  2. Electrical: The electrical components will be inspected and electrically tested to insure that they are functioning properly. This includes: switches, lights, relays, timers, controllers, recorders, motors, starters, actuators, disconnects, and wiring. Additionally, the system’s “Safety Circuit” will be tested for proper operation and a new spark igniter(s) installed.
  3. Process Control Loops: The temperature and pressure control loops will be inspected and tested to verify correct operation and sequence. This entails a visual inspection and adjustment of the air/fuel mixture ratio of the burner, if necessary. Also, an operational review of various controllers, actuators, thermocouples, pressure switches and variable speed drives will be performed. We will also evaluate the system (or catalyst) ready circuit, the inlet and atmospheric bypass damper circuits, the warning alarm circuits, and the shutdown alarm circuits.
  4. Oxidation Efficiency Test: If requested – an optional oxidation efficiency test can be performed by using portable detector units or collecting 1-Hour process inlet / outlet samples for laboratory analysis. This service keeps you alert of any potential problems related to your system’s Destruction Rate Efficiency (DRE) and is ideal as a pre-test to help eliminate “surprises” during expensive formal compliance testing.

Upon completion of a PME you will receive a formal evaluation report detailing the current condition of your oxidizer as well as our recommendations for improving performance, efficiency, reliability and safety.


Repeat Training Sessions: Your maintenance team may require additional training sessions as a refresher or due to employee turnover. Anguil will travel to your site and perform follow-up training sessions, often coupled with any of the inspection visits listed above.
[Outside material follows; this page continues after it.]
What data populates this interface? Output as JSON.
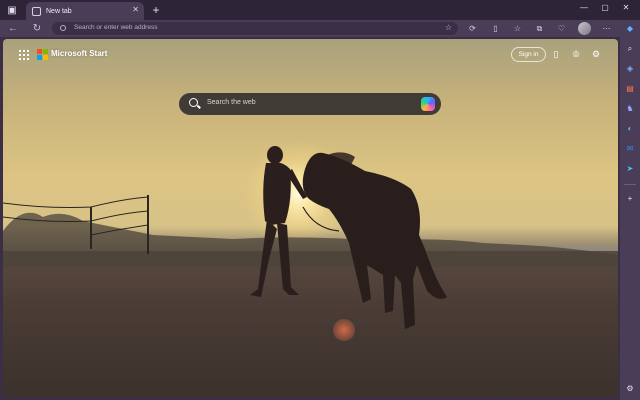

Catalyst Maintenance: If your system includes catalyst – Anguil can help you remain in compliance and build a catalyst performance history with regular testing of your catalyst. Regular evaluation is key to maintaining catalyst performance. A standard laboratory activity test should be performed yearly, with additional follow-up testing as necessary. A formal evaluation report will be provided. Additionally, Anguil can provide other catalyst services such as catalyst rejuvenation, catalyst replacement, and also a “catalyst buy-back” program for spent catalyst.

The Result

For further information please contact the Anguil Service Department, we offer all of the services listed and more on any make or model oxidizer system! Programs can be purchased individually or grouped into a custom designed service plan.